This fluidity between the public and private sector has not been a problem for the Colombian public conscience until very recently. It was normal in Colombia for successful lawyers to take up public office, and later return to their private practices, or for magistrates of the high courts to end their tenure and dedicate themselves bringing cases and legal procedures before the same courts they once occupied. This, however, all seems to be changing—or at the very least, public debate would seem to indicate such. Regardless, the case of Néstor Humberto Martínez demonstrates just how serious the issue is.
After his time as minister, Martínez decided to leave the public sphere, as he has done over and over again, to return to private practice with his firm. There he sometimes acted as consultant to the most important business conglomerate in the country, Grupo AVAL, and to its owner. This close relationship led to his friend, Jorge Enrique Pizano, to approach him and present evidence of irregularities committed by Odebrecht in the construction contract for a section of the largest and most important road concessions in the country: la Ruta del Sol. Why? Because the multinational was associated with one of the businesses in Grupo AVAL and CSS Constructores.
Martínez not only knew of the irregularities that Jorge Enrique Pizano showed him, but helped the very business that built la Ruta del Sol to make a settlement agreement to manage these irregularities as a matter of corporate governance—as nothing more than a controversy between associates. There Odebrecht committed to returning more than $10 million USD to society.

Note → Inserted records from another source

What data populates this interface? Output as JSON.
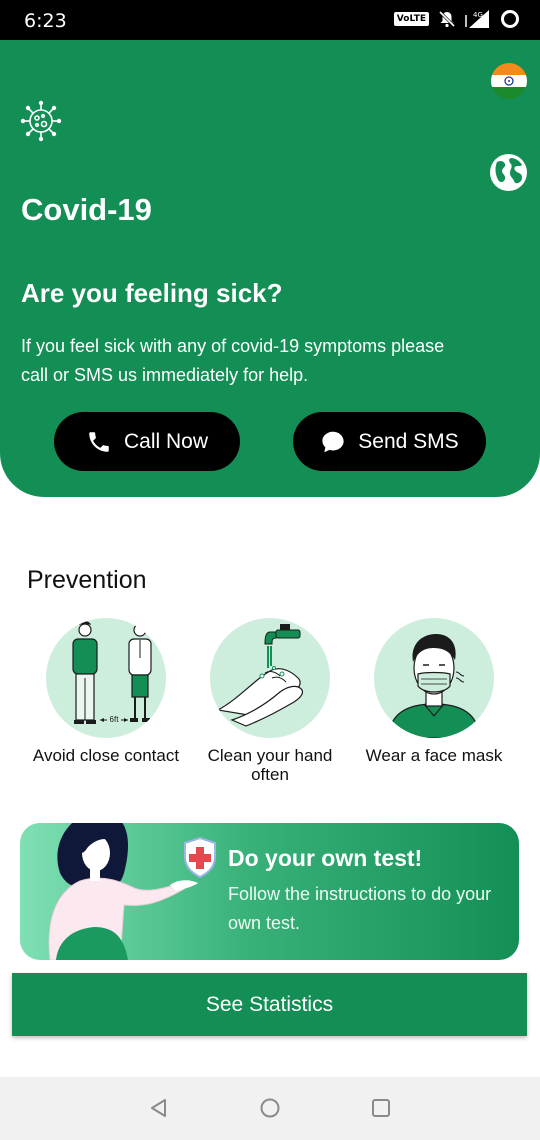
{
  "status_bar": {
    "time": "6:23",
    "volte": "VoLTE",
    "network": "4G"
  },
  "header": {
    "title": "Covid-19",
    "sick_title": "Are you feeling sick?",
    "sick_desc": "If you feel sick with any of covid-19 symptoms please call or SMS us immediately for help.",
    "call_label": "Call Now",
    "sms_label": "Send SMS",
    "bg_color": "#138f55"
  },
  "prevention": {
    "title": "Prevention",
    "items": [
      {
        "label": "Avoid close contact",
        "icon": "social-distance-icon",
        "distance": "6ft"
      },
      {
        "label": "Clean your hand often",
        "icon": "hand-wash-icon"
      },
      {
        "label": "Wear a face mask",
        "icon": "face-mask-icon"
      }
    ]
  },
  "test_banner": {
    "title": "Do your own test!",
    "desc": "Follow the instructions to do your own test."
  },
  "stats_button": {
    "label": "See Statistics"
  },
  "colors": {
    "primary": "#138f55",
    "light": "#cdeedd",
    "black": "#000000"
  }
}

So then, what are lawyers not for? Is there a point in which a lawyer stops acting as such, and becomes instead a criminal, or carries out acts that go against the profession’s ethics? How ethical and legal is it to draft a settlement agreement commissioned by a company whose owners have been involved in serious cases of corruption abroad, when there is information from one of the auditors of that company indicating that there are irregular payments by the company that seem to be criminal? Does calling it is a matter between associates mean we can ignore the other facets of the case, such as the public funds involved, the alleged crimes committed, or the available information about Odebrecht’s habitual actions? (Remember that Cohen claimed all he did was manage a “simple private transaction.”) Does being a contracted lawyer for such ends safeguard the relationship, and allow one to pursue whatever means to defend the interests of the client? In Colombia at least, the answer is written in law: acting in bad faith in the exercise of a profession is professional misconduct, and in some cases, as is the commission of certain crimes.

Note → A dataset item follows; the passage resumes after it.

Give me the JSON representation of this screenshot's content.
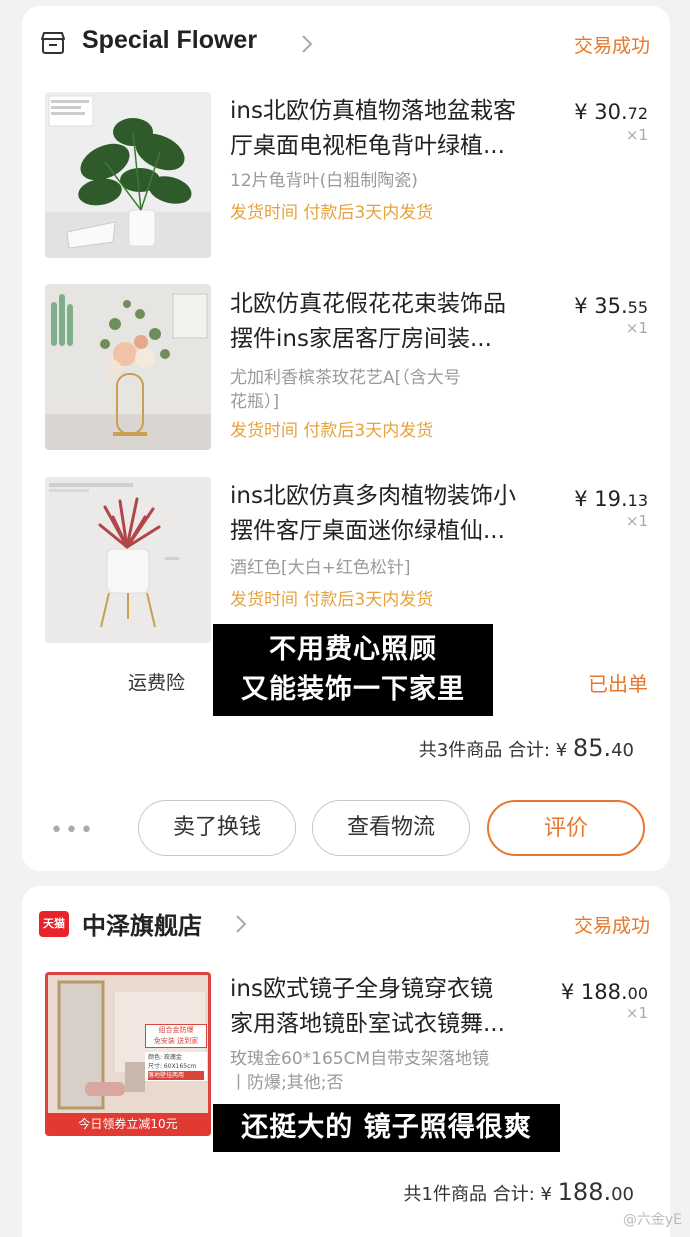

The cases of Cohen and Greebel show that there is a line that cannot be crossed. Cohen, in his role as a lawyer, should have managed the conflict between two women and his client. Instead, he ended up violating electoral standards and lying to the US Congress. Greebel, for his part, in his rush to protect the financial interests of his client and assure that he could continue operating, aided in the commission of wire fraud. What is the line that Néstor Humberto Martínez should tread? This is the question that remains today, that the Attorney General himself should answer to Colombian society—not only for the sake of his own defense, but also as an exercise in public ethics and in dignifying the legal profession. We need him to tell us what lawyers are not for.